<<<<

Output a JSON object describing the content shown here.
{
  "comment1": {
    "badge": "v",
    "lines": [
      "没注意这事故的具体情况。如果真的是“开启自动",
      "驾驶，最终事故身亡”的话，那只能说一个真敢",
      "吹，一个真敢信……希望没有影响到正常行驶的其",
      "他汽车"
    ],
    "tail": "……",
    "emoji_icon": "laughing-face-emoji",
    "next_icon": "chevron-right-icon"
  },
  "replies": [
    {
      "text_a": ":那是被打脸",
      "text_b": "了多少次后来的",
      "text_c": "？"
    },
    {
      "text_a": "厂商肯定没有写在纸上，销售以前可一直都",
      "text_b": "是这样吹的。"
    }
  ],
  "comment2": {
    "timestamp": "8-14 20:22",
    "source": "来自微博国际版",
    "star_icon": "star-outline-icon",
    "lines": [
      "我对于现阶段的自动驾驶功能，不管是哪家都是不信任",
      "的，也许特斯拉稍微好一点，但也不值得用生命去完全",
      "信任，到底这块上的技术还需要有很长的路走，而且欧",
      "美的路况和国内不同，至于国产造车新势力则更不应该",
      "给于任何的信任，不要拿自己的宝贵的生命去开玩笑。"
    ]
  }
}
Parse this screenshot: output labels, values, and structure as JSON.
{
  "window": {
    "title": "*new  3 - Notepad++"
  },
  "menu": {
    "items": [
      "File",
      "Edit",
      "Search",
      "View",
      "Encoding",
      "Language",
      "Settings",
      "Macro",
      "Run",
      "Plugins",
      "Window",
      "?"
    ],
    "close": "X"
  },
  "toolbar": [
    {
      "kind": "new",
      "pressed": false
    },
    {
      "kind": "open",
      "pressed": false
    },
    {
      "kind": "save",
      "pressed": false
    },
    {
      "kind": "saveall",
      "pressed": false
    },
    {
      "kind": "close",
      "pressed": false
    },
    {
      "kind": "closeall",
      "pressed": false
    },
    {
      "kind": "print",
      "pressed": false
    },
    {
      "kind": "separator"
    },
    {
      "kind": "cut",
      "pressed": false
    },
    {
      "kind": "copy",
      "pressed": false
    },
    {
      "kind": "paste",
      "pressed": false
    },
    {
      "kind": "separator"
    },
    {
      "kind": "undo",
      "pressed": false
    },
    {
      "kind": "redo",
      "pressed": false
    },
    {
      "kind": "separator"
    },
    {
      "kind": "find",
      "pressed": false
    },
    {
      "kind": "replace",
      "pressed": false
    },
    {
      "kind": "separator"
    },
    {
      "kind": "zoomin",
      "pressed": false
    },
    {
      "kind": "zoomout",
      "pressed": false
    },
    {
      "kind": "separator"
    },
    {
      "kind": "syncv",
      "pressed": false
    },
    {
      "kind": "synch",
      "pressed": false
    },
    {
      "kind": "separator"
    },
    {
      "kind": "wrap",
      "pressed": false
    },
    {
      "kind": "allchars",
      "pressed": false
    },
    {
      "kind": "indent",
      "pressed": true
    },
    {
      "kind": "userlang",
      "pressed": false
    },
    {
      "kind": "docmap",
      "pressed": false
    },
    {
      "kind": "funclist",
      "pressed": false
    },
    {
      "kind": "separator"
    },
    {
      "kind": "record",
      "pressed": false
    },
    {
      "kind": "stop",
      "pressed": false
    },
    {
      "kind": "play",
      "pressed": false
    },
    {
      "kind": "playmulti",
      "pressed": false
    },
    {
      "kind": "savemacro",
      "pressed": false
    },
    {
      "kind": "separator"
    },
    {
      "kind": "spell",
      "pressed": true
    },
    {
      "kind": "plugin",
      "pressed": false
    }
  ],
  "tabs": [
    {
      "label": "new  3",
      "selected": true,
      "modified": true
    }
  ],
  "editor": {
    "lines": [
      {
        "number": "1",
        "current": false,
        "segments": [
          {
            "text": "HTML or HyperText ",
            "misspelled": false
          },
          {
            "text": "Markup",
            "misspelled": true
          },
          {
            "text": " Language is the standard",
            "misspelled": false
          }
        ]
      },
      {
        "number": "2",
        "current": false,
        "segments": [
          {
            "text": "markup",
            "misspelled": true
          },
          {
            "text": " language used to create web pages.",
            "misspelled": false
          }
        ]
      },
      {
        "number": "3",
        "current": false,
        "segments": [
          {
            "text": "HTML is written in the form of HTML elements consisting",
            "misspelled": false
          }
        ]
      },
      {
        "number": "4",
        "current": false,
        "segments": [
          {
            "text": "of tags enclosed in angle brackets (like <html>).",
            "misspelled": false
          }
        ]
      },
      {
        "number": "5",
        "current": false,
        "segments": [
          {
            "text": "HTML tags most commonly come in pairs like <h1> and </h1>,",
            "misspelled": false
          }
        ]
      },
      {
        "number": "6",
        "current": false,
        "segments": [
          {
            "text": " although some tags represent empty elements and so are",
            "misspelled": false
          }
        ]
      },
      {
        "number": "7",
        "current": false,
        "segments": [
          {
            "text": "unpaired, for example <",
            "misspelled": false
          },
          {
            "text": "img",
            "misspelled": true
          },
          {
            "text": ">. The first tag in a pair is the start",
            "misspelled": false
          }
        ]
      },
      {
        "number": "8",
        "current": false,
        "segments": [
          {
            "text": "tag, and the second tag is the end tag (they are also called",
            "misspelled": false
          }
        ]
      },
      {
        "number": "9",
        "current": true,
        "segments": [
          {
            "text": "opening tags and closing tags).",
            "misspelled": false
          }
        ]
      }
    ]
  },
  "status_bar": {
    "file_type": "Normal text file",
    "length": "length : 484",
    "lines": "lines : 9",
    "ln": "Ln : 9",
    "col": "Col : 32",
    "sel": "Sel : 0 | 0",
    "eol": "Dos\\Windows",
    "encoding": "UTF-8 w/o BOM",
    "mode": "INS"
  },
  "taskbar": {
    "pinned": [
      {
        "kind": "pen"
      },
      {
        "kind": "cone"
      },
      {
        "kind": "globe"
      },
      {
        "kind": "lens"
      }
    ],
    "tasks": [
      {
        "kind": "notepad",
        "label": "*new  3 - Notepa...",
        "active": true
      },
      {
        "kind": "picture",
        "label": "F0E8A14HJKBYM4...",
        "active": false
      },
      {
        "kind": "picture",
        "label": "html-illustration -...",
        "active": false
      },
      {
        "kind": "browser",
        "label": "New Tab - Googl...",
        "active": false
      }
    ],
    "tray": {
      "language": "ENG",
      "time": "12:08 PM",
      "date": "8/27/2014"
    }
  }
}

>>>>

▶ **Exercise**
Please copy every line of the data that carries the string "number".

▶ **Exercise result**
        "number": "1",
        "number": "2",
        "number": "3",
        "number": "4",
        "number": "5",
        "number": "6",
        "number": "7",
        "number": "8",
        "number": "9",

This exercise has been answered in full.